[ACTIVITY] Give back the full data, retyped precisely.

Start of RECORDS SUPPLIED

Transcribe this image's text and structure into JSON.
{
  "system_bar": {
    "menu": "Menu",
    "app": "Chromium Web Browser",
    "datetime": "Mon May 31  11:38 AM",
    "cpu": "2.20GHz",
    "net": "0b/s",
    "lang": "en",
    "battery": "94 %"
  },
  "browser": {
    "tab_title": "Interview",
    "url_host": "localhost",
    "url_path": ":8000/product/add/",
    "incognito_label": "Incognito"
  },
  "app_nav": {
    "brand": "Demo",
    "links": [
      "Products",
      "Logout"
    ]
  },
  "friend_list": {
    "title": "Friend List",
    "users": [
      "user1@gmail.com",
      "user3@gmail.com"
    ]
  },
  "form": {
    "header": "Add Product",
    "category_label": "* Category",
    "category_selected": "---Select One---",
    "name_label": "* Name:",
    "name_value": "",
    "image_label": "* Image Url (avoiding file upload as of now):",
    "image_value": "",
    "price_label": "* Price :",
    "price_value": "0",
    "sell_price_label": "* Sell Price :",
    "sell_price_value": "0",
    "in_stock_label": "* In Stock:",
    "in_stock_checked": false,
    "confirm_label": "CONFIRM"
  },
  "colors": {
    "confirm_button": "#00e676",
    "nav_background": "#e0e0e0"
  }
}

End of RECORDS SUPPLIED

[OUTPUT FOR THIS EXERCISE]
Transcribe this image's text and structure into JSON.
{
  "system_bar": {
    "menu": "Menu",
    "app": "Chromium Web Browser",
    "datetime": "Mon May 31  11:38 AM",
    "cpu": "2.20GHz",
    "net": "0b/s",
    "lang": "en",
    "battery": "94 %"
  },
  "browser": {
    "tab_title": "Interview",
    "url_host": "localhost",
    "url_path": ":8000/product/add/",
    "incognito_label": "Incognito"
  },
  "app_nav": {
    "brand": "Demo",
    "links": [
      "Products",
      "Logout"
    ]
  },
  "friend_list": {
    "title": "Friend List",
    "users": [
      "user1@gmail.com",
      "user3@gmail.com"
    ]
  },
  "form": {
    "header": "Add Product",
    "category_label": "* Category",
    "category_selected": "---Select One---",
    "name_label": "* Name:",
    "name_value": "",
    "image_label": "* Image Url (avoiding file upload as of now):",
    "image_value": "",
    "price_label": "* Price :",
    "price_value": "0",
    "sell_price_label": "* Sell Price :",
    "sell_price_value": "0",
    "in_stock_label": "* In Stock:",
    "in_stock_checked": false,
    "confirm_label": "CONFIRM"
  },
  "colors": {
    "confirm_button": "#00e676",
    "nav_background": "#e0e0e0"
  }
}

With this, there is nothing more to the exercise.